> _Supplied information_:
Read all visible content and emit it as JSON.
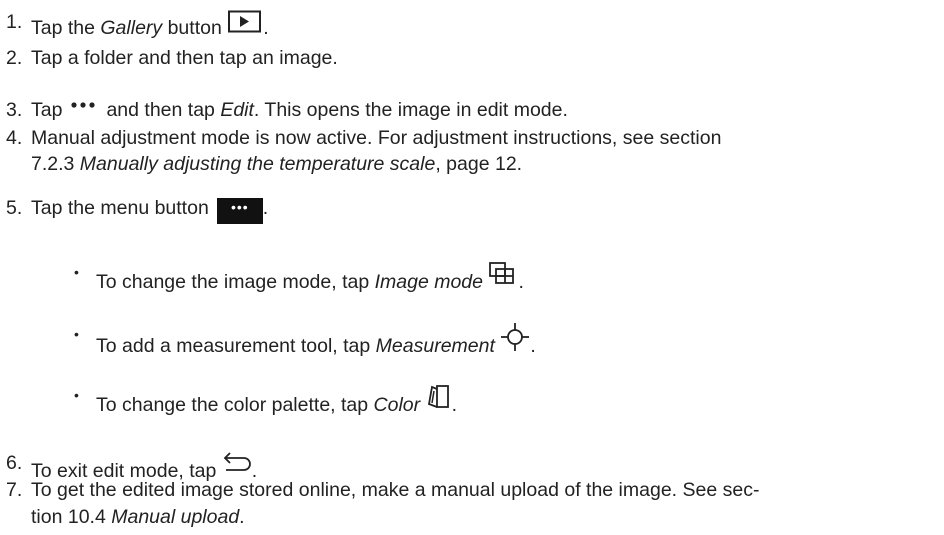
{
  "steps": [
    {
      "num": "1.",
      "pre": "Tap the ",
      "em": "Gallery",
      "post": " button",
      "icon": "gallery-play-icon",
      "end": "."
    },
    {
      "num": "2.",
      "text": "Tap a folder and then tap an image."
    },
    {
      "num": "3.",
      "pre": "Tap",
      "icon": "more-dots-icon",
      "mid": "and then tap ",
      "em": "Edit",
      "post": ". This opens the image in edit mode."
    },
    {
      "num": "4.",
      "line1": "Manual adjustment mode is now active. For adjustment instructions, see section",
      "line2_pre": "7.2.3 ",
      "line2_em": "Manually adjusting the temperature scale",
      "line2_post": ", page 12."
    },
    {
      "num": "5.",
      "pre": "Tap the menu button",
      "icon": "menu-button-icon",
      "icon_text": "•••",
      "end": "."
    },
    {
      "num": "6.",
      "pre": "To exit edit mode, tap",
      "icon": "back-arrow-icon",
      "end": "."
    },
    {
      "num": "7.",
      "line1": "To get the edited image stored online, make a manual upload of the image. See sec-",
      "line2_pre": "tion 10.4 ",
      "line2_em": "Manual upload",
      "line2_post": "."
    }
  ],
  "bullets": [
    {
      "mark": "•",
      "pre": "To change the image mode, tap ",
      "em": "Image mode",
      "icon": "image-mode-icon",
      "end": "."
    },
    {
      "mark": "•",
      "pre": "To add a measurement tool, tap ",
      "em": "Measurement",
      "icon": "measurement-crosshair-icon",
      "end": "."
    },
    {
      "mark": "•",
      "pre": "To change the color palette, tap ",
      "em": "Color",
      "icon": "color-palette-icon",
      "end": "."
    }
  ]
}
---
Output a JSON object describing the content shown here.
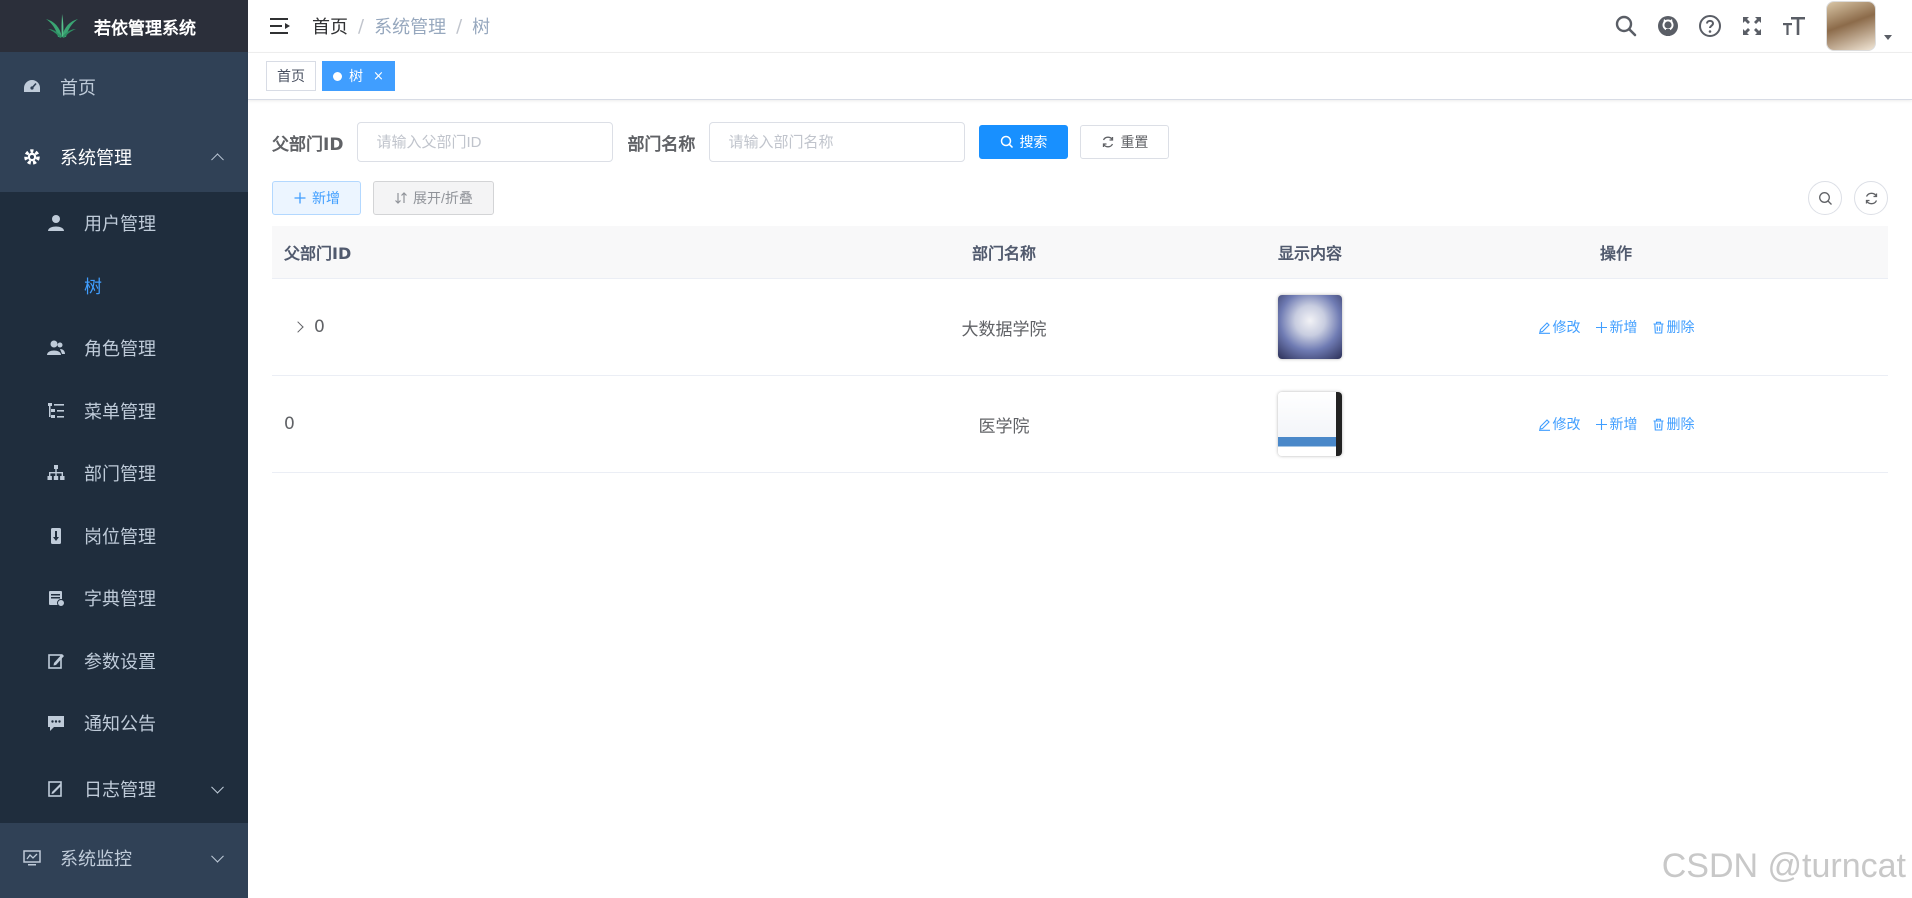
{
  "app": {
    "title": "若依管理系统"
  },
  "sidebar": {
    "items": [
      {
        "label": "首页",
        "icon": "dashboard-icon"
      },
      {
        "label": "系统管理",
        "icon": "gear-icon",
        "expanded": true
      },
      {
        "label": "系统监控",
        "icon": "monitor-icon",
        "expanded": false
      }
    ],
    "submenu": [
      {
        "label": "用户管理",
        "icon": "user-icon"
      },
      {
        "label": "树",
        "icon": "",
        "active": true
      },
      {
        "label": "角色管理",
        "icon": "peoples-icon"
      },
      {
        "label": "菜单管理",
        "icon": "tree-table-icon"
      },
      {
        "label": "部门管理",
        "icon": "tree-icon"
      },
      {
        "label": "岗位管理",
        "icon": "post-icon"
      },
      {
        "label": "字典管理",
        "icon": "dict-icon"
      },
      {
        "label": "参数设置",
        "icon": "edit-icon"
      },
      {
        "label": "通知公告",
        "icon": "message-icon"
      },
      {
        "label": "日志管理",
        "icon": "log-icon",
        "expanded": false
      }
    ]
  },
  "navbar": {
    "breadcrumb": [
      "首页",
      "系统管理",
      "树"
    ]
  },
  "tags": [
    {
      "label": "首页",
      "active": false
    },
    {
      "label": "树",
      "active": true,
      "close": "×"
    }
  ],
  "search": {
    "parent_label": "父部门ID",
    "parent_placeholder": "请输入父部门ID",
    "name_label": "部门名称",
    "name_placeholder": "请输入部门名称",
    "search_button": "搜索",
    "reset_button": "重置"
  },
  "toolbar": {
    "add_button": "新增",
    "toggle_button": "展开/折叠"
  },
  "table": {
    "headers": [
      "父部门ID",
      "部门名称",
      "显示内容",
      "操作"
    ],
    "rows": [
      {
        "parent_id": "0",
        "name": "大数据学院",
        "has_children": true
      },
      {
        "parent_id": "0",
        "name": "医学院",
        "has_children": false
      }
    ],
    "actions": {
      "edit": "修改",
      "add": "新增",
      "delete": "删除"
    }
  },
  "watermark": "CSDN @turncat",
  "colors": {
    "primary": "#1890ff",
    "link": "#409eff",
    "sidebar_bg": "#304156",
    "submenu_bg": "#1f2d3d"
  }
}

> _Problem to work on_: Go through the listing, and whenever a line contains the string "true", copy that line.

> _Reply_:
        "expanded": true
        "active": true
      "active": true,
        "has_children": true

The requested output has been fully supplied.